When you copy the material below, keep every line exact and omit the pictures.

§ Entries shown:
• • • • •
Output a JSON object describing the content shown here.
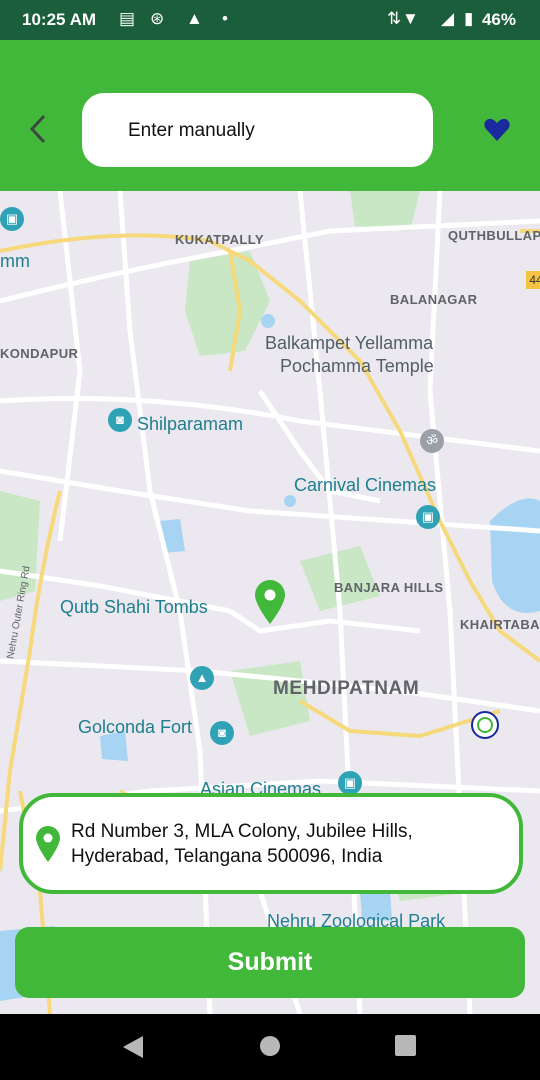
{
  "status_bar": {
    "time": "10:25 AM",
    "battery": "46%",
    "icons": [
      "message-icon",
      "sync-icon",
      "warning-icon",
      "dot-icon",
      "data-arrows-icon",
      "wifi-icon",
      "signal-icon",
      "battery-icon"
    ]
  },
  "header": {
    "search_text": "Enter manually",
    "back_icon": "chevron-left-icon",
    "favorite_icon": "heart-icon",
    "accent_color": "#42b83a",
    "heart_color": "#1a2a9e"
  },
  "map": {
    "areas": {
      "kukatpally": "KUKATPALLY",
      "quthbullapur": "QUTHBULLAPU",
      "balanagar": "BALANAGAR",
      "kondapur": "KONDAPUR",
      "banjara_hills": "BANJARA HILLS",
      "khairtabad": "KHAIRTABAD",
      "mehdipatnam": "MEHDIPATNAM"
    },
    "landmarks": {
      "balkampet_line1": "Balkampet Yellamma",
      "balkampet_line2": "Pochamma Temple",
      "shilparamam": "Shilparamam",
      "carnival": "Carnival Cinemas",
      "qutb": "Qutb Shahi Tombs",
      "golconda": "Golconda Fort",
      "asian": "Asian Cinemas",
      "nehru_zoo": "Nehru Zoological Park",
      "mm": "mm",
      "ring_road": "Nehru Outer Ring Rd",
      "highway": "44"
    }
  },
  "address": {
    "text": "Rd Number 3, MLA Colony, Jubilee Hills, Hyderabad, Telangana 500096, India"
  },
  "submit": {
    "label": "Submit"
  },
  "nav": {
    "back_icon": "triangle-back-icon",
    "home_icon": "circle-home-icon",
    "recents_icon": "square-recents-icon"
  }
}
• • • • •
§ Expected answer:
Output a JSON object describing the content shown here.
{
  "status_bar": {
    "time": "10:25 AM",
    "battery": "46%",
    "icons": [
      "message-icon",
      "sync-icon",
      "warning-icon",
      "dot-icon",
      "data-arrows-icon",
      "wifi-icon",
      "signal-icon",
      "battery-icon"
    ]
  },
  "header": {
    "search_text": "Enter manually",
    "back_icon": "chevron-left-icon",
    "favorite_icon": "heart-icon",
    "accent_color": "#42b83a",
    "heart_color": "#1a2a9e"
  },
  "map": {
    "areas": {
      "kukatpally": "KUKATPALLY",
      "quthbullapur": "QUTHBULLAPU",
      "balanagar": "BALANAGAR",
      "kondapur": "KONDAPUR",
      "banjara_hills": "BANJARA HILLS",
      "khairtabad": "KHAIRTABAD",
      "mehdipatnam": "MEHDIPATNAM"
    },
    "landmarks": {
      "balkampet_line1": "Balkampet Yellamma",
      "balkampet_line2": "Pochamma Temple",
      "shilparamam": "Shilparamam",
      "carnival": "Carnival Cinemas",
      "qutb": "Qutb Shahi Tombs",
      "golconda": "Golconda Fort",
      "asian": "Asian Cinemas",
      "nehru_zoo": "Nehru Zoological Park",
      "mm": "mm",
      "ring_road": "Nehru Outer Ring Rd",
      "highway": "44"
    }
  },
  "address": {
    "text": "Rd Number 3, MLA Colony, Jubilee Hills, Hyderabad, Telangana 500096, India"
  },
  "submit": {
    "label": "Submit"
  },
  "nav": {
    "back_icon": "triangle-back-icon",
    "home_icon": "circle-home-icon",
    "recents_icon": "square-recents-icon"
  }
}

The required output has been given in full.